Rating: 4 out of 5 stars

Hey. It’s been a while. The fall semester has started. I’ve been reading, but for those who follow this site, I only give you my best reviews. That means if I read a book and can’t find anything to say about it or write a decent review, you’ll see nothing here.

Anywho, I think I’ve broken my dry spell with this one.Β This is such a nice, dark little read. I was definitely impressed.

Immediately the first thing you note about this book is that teenager Lucia Stanton has been dealt a really shitty hand in life. Her father is dead, the only memento she has of him is his Zippo lighter, which she clutches onto for dear life. Her mother is in a mental hospital with an unspecified mental illness in which she doesn’t recognize her own daughter. When the story opens, she has been expelled from her current high school for stabbing a boy with a pencil. The bright spot of this book is the relationship Lucia has with her aunt, with whom she finds acceptance, and together they squat in a tiny garage with one bed. Her aunt finds her another high school where she falls into favor with a group of kids who set fires for anarchist purposes.

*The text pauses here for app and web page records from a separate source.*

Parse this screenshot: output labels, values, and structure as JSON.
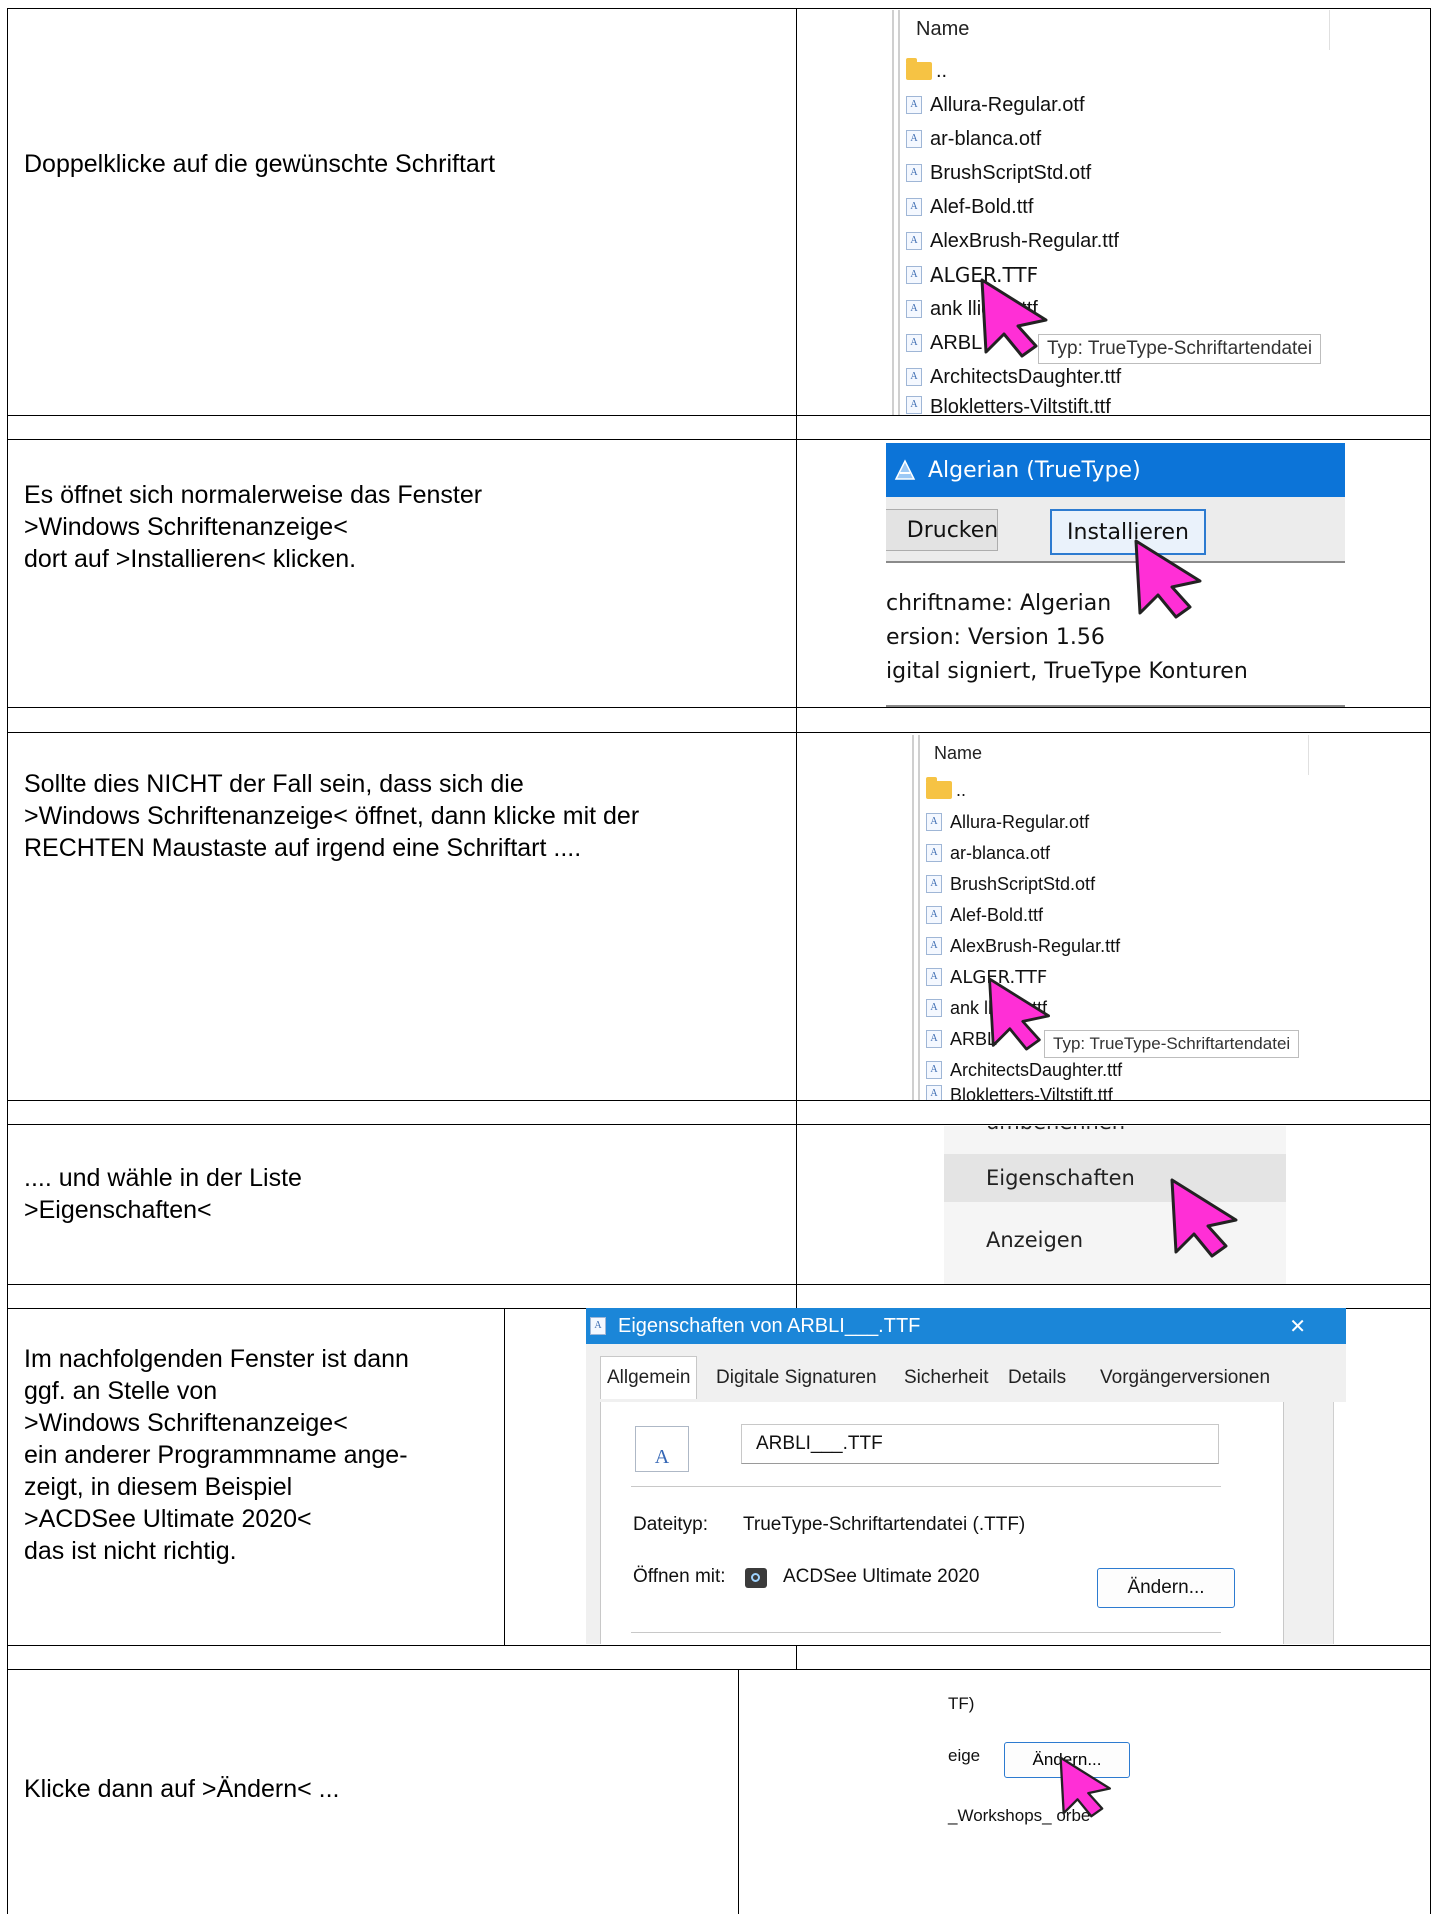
{
  "rows": [
    {
      "instruction": "Doppelklicke auf die gewünschte Schriftart"
    },
    {
      "instruction": "Es öffnet sich normalerweise das Fenster\n>Windows Schriftenanzeige<\ndort auf >Installieren< klicken."
    },
    {
      "instruction": "Sollte dies NICHT der Fall sein, dass sich die\n>Windows Schriftenanzeige< öffnet, dann klicke mit der\nRECHTEN Maustaste auf irgend eine Schriftart ...."
    },
    {
      "instruction": ".... und wähle in der Liste\n>Eigenschaften<"
    },
    {
      "instruction": "Im nachfolgenden Fenster ist dann\nggf. an Stelle von\n>Windows Schriftenanzeige<\nein anderer Programmname ange-\nzeigt, in diesem Beispiel\n>ACDSee Ultimate 2020<\ndas ist nicht richtig."
    },
    {
      "instruction": "Klicke dann auf >Ändern< ..."
    }
  ],
  "explorer": {
    "column_header": "Name",
    "parent_folder": "..",
    "files": [
      "Allura-Regular.otf",
      "ar-blanca.otf",
      "BrushScriptStd.otf",
      "Alef-Bold.ttf",
      "AlexBrush-Regular.ttf",
      "ALGER.TTF",
      "ank  llig-fg.ttf",
      "ARBL",
      "ArchitectsDaughter.ttf",
      "Blokletters-Viltstift.ttf"
    ],
    "tooltip": "Typ: TrueType-Schriftartendatei",
    "file_icon_glyph": "A"
  },
  "font_viewer": {
    "title": "Algerian (TrueType)",
    "print_button": "Drucken",
    "install_button": "Installieren",
    "info_lines": [
      "chriftname: Algerian",
      "ersion: Version 1.56",
      "igital signiert, TrueType Konturen"
    ]
  },
  "context_menu": {
    "items": [
      "umbenennen",
      "Eigenschaften",
      "Anzeigen"
    ]
  },
  "properties_dialog": {
    "title": "Eigenschaften von ARBLI___.TTF",
    "close_glyph": "✕",
    "tabs": [
      "Allgemein",
      "Digitale Signaturen",
      "Sicherheit",
      "Details",
      "Vorgängerversionen"
    ],
    "file_name": "ARBLI___.TTF",
    "file_type_label": "Dateityp:",
    "file_type_value": "TrueType-Schriftartendatei (.TTF)",
    "open_with_label": "Öffnen mit:",
    "open_with_value": "ACDSee Ultimate 2020",
    "change_button": "Ändern..."
  },
  "change_crop": {
    "line1": "TF)",
    "label": "eige",
    "button": "Ändern...",
    "line3": "_Workshops_   orbe"
  },
  "colors": {
    "cursor_fill": "#ff2fd6",
    "titlebar_blue": "#0c74d8",
    "button_border_blue": "#2d7bd0"
  }
}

The brilliance of this book is in the characterization of Lucia. She is a bundle of contradictions. She is cynical, whip smart, angry, and completely authentic. I normally don’t go for quirky, “philosophical” teen narrators (I’m probably one of the few people in the world that doesn’t find anything special about Holden Caulfield) but I LOVED Lucia’s voice. She rewrites her club’s arsonist manifesto, she plans big fires–and all of it makes perfect sense because her aunt is a proud anarchist, as was her mother. Hell-raising is one of the few things in which Lucia has as a family legacy. Lucia is self destructive, yet her unapologetic brand of self-destructiveness never grated on me or made me want to put the book down.

I feel like I can’t write enough to do this book justice. It’s engaging and smart. It’s written for adults, but I can definitely see its appeal as a YA novel.